In how many lines of the material below does the string "photo" appear? Answer with a single number.

— TASK MATERIAL —
Content starts

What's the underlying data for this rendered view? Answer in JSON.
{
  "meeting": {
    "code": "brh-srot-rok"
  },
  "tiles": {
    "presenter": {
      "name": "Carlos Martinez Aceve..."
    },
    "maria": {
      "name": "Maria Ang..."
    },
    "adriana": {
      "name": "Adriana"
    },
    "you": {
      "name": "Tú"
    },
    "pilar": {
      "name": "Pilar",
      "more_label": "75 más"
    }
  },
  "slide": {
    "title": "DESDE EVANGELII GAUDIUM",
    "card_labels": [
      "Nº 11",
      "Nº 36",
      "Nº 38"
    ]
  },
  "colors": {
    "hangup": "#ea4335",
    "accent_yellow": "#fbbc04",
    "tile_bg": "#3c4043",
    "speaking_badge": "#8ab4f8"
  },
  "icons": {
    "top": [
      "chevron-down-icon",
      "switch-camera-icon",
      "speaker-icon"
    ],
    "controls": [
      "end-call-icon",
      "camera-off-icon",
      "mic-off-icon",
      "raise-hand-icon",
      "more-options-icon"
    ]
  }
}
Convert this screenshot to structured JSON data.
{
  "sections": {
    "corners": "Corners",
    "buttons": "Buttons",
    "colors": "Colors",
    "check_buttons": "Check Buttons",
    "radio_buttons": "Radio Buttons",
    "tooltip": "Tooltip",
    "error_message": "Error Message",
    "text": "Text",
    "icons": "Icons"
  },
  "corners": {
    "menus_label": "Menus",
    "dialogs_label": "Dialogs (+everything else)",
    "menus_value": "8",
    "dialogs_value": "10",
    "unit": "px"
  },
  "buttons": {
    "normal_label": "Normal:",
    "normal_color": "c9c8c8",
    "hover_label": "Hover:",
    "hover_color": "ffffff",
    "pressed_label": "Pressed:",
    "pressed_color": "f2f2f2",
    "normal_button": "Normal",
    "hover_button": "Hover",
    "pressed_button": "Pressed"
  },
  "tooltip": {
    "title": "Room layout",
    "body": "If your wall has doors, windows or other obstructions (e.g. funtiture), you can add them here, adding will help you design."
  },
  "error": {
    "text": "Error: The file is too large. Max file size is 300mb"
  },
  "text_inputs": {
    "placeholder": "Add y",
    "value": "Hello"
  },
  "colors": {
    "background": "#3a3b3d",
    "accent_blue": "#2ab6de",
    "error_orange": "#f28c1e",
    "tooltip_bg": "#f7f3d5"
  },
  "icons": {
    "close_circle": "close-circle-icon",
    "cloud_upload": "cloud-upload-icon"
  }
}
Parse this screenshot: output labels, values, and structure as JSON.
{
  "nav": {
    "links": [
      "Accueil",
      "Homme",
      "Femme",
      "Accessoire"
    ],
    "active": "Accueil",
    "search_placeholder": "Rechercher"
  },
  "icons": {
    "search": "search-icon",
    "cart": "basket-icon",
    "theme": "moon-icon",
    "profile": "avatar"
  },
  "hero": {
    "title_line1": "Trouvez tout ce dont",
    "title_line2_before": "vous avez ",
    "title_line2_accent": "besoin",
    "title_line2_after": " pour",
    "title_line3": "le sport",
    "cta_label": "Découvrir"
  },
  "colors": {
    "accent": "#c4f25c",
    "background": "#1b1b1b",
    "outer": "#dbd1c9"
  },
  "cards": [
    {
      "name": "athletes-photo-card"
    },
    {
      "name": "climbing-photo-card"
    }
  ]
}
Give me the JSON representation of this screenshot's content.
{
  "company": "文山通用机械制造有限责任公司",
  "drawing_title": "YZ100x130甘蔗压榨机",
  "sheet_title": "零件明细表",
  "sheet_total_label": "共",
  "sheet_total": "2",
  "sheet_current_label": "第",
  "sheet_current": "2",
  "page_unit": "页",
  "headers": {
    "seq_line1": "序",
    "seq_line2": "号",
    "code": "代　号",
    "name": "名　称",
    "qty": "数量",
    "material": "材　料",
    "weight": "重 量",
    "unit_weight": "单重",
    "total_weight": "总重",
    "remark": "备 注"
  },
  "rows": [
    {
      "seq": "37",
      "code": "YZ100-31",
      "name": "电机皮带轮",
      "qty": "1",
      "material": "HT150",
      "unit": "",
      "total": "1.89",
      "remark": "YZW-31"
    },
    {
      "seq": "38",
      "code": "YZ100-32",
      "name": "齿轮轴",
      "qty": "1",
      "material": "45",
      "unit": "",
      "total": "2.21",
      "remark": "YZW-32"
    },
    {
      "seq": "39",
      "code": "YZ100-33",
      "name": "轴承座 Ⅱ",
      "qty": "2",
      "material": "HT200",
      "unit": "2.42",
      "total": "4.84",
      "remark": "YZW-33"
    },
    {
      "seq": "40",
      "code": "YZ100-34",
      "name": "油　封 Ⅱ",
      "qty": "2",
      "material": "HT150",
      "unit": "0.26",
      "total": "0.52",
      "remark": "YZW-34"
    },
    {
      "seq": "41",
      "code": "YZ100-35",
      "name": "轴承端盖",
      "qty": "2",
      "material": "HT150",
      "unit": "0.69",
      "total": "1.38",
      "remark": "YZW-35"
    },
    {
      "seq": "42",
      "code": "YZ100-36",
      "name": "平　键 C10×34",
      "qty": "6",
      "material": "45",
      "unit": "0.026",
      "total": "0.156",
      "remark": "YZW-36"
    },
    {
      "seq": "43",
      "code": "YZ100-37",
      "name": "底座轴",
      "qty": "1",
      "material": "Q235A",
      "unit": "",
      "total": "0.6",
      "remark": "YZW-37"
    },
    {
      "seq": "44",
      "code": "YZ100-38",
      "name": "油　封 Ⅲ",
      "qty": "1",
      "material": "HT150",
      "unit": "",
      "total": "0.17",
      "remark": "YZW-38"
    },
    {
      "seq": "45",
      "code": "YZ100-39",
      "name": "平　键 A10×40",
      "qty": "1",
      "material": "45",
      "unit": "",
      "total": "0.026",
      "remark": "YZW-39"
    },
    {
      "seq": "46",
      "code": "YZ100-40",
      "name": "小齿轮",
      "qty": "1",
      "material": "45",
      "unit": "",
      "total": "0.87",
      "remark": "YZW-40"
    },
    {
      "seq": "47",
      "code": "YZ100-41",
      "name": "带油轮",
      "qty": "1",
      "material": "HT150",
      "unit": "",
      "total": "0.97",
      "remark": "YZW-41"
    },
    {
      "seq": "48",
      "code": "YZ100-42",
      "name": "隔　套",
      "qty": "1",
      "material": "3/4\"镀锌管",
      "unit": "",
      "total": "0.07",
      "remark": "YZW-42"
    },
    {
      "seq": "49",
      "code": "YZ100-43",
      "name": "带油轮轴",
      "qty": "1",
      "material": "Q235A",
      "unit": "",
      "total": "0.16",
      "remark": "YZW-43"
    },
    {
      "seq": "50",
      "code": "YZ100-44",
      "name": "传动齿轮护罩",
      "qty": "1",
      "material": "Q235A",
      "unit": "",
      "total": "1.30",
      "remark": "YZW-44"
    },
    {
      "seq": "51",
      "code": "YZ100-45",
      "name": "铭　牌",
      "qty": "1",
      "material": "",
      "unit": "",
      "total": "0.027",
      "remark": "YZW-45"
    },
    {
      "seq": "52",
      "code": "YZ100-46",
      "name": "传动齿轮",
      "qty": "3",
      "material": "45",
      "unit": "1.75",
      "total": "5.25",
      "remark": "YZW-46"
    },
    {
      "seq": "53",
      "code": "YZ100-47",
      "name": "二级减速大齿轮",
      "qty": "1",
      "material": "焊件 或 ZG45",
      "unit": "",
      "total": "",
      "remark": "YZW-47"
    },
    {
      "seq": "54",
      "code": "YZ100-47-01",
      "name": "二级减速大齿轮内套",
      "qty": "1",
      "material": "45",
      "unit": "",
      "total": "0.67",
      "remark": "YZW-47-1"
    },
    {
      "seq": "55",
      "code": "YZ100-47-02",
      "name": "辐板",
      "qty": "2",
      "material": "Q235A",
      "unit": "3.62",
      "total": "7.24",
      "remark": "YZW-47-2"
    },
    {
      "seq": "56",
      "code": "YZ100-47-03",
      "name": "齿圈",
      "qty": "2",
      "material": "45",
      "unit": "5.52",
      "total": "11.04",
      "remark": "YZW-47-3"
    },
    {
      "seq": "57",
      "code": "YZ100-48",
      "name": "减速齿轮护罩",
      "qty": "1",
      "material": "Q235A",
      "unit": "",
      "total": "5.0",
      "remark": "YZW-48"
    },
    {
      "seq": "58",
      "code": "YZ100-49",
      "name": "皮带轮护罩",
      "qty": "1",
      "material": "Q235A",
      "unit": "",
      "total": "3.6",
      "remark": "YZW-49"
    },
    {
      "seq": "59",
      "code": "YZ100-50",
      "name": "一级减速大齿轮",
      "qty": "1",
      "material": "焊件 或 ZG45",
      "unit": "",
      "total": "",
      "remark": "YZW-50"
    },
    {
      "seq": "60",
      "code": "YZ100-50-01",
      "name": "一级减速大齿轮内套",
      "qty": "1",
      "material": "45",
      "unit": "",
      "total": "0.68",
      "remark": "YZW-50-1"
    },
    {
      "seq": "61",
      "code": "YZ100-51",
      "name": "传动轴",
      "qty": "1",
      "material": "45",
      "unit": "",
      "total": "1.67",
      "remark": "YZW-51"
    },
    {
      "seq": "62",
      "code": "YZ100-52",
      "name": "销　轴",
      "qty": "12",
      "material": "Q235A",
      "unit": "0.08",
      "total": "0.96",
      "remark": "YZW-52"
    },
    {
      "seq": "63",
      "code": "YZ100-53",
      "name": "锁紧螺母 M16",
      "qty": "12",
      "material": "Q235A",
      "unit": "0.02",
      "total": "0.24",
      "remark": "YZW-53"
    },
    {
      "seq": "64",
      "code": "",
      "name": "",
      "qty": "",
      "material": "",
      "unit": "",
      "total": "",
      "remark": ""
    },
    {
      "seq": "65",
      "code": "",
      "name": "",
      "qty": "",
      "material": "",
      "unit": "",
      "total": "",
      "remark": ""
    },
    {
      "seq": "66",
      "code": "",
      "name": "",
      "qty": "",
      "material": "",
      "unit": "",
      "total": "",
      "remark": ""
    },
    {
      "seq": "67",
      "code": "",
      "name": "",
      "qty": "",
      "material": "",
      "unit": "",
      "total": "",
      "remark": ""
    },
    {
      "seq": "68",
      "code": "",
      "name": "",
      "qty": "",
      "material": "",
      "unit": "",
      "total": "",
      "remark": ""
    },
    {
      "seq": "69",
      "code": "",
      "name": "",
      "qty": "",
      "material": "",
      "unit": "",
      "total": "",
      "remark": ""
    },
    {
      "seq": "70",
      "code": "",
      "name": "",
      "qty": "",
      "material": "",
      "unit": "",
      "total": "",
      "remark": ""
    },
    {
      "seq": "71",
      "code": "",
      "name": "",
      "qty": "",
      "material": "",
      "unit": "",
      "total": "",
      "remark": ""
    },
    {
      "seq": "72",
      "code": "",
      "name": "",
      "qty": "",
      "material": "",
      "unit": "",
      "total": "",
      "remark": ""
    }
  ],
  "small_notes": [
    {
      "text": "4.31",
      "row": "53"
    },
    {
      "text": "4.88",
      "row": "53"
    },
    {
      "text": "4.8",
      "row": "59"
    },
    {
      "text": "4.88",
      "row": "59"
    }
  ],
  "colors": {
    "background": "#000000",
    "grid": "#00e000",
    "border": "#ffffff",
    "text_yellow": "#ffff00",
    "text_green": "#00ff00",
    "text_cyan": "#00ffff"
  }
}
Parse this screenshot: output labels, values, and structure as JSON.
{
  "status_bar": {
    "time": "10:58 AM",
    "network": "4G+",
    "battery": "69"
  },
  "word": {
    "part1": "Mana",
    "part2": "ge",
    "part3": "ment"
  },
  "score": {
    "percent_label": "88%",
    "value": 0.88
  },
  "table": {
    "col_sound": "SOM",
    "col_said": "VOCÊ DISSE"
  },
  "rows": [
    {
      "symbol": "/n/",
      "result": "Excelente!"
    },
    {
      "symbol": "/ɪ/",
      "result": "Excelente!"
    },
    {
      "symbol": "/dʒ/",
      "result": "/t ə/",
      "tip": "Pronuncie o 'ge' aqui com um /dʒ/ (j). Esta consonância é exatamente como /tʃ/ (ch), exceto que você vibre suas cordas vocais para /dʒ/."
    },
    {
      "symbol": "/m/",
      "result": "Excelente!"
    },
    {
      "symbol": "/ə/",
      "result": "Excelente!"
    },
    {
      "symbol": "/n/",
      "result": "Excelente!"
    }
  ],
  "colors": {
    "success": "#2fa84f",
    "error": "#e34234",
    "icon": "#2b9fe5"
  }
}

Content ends

— RESPONSE TO THE TASK —
2